Following the death of a loved one, each person’s grief is unique. However, shared challenges arise during the healing process. Some people will keenly feel their loss during the first holiday following a loss. At the same time, others may experience the emotions of first holidays during the second or subsequent years of their grief because of their initial shock, numbness, or tendency to deflect their suffering during the first year following the death.
If you aren’t ready to face the holidays because of your grieving, it’s okay to bail out on them. You can be sincere with your friends and family, or you can make up an excuse to get you out of celebrations.
Go on a vacation
There's no better way of explaining your absence during the holidays than going on holiday yourself. You can spare yourself the family drama by packing your bags and going away for a few days or a weekend staycation. There's no further explanation needed other than you can't make it to any planned get-togethers because you won't be home for the holidays.
Give your best regrets and keep the conversation moving along to where you plan on visiting or what you'll be doing during the break. If anything, your friends and family should be happy for you that you're working through your grief and getting back to your everyday life.
How to Make the Most of Holiday Celebrations While Grieving
Holidays and other special celebrations may be tough for you, especially if you’ve suffered the loss of a child or the death of your last surviving parent. Bereaved persons have heightened grief and sadness on dates that remind them of their lost loved ones, and holidays are no different.
You can expect to experience increased sadness on these special days throughout the year because they revive thoughts of your deceased loved one and remind you of the life you once had. The tips below can help you make the most of the holidays ahead as you cope with your grief.
Embrace the moment
Holidays and other special days on the calendar promote gatherings and celebrations with your loved ones. Cherish these moments and use them as opportunities to have positive conversations. You may find it helpful to discuss with others what you’ve been dealing with due to your loss.
You won’t always feel the need to talk about your grief and loss. However, in the beginning stages of the mourning process, you can expect to need the added love and support of your family and social circle.
Light a candle
Remembering your deceased loved ones during the holidays is vital to the grieving process and overall healing. Lighting a special memorial candle helps honor their memory as you celebrate the holidays. A ceremonial candle lighting is a great way to maintain a connection with and keep your loved ones.
Inviting your friends and family to join you in this celebration brings new meaning to the holidays. Honoring your loved ones helps you cope with pain and sorrow regardless of how much time has passed from when they died.
Use holidays as milestones

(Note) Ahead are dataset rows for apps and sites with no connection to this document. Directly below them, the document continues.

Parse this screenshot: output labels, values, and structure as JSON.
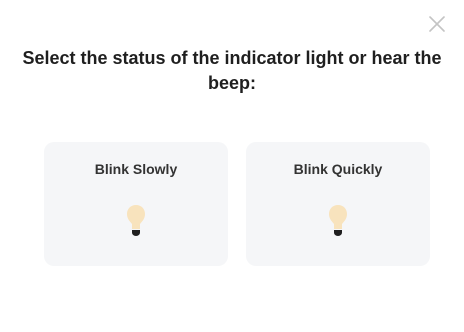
{
  "dialog": {
    "title": "Select the status of the indicator light or hear the beep:",
    "close_icon": "close-icon"
  },
  "options": [
    {
      "label": "Blink Slowly",
      "icon": "light-bulb-icon"
    },
    {
      "label": "Blink Quickly",
      "icon": "light-bulb-icon"
    }
  ],
  "colors": {
    "bulb_glow": "#f8e3bd",
    "bulb_base": "#1f1f1f",
    "card_background": "#f5f6f8",
    "close_icon": "#c4c4c4"
  }
}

With each passing year, your grief will evolve into something different. Your pain and suffering may not always lessen as time moves on, but you can expect your grief experience to have its ups and downs.
The more holidays and other special occasions you can mark off the calendar each year, the better you can expect to feel as your grief changes your perspectives and outlooks. Before you know it, you’ll have the first full calendar of holidays behind you, and you can close that chapter of your life.
When Skipping the Holidays Helps
Each holiday, we yearn to celebrate the joys of the season with our loved ones. But when someone we love dies, we don't always know how to survive. The holidays turn into something we want to avoid, with some of us experiencing heightened symptoms of anxiety, depression, and grief during this time. Recognize that each person copes with grief differently. There's nothing wrong with wanting to skip the holidays entirely to help you survive your grief.